Benchmarking Public-Private Partnerships Procurement 2015: A Pilot in 10 Economies
2015, World Bank Group

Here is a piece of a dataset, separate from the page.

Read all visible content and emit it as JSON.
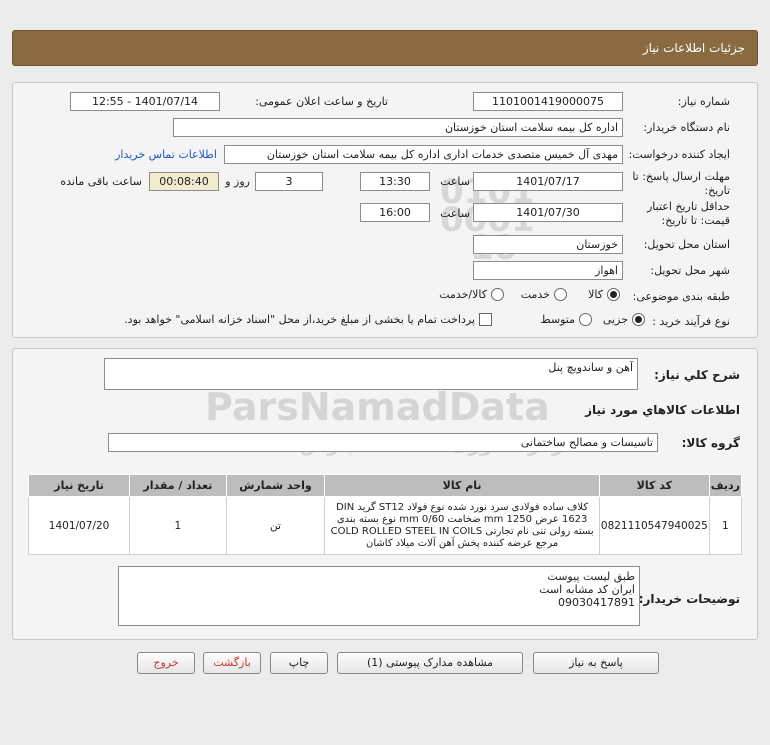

Inadequate infrastructure in developing countries is a major constraint on growth. Many governments face the challenge of low quality or non-existent infrastructure, often deriving from insufficient funding, poor planning, or ineffective delivery and maintenance. Public-Private Partnerships (PPPs) can help improve the quality of infrastructure "by vesting control rights with the private sector, bundling into one contract the design, construction, operation, and maintenance of the facility, and by transferring the risk of cost and time overruns to the private partner". Well-structured PPPs create the right incentives to maintain high performance records. They also tend to realign incentives in long-term service contracts so that responsibility for service delivery is transferred to the party with most to gain from sustained high performance. An appropriate PPP preparation and bidding process leads to a more efficient use of resources because the private partner will have a stake in the long-term implications of the cost of the infrastructure. In addition to these benefits, PPPs offer an opportunity to conduct "more informed and realistic selection procedures" by assessing long-term commitments and risk and shifting the focus from inputs to outputs (and even outcomes)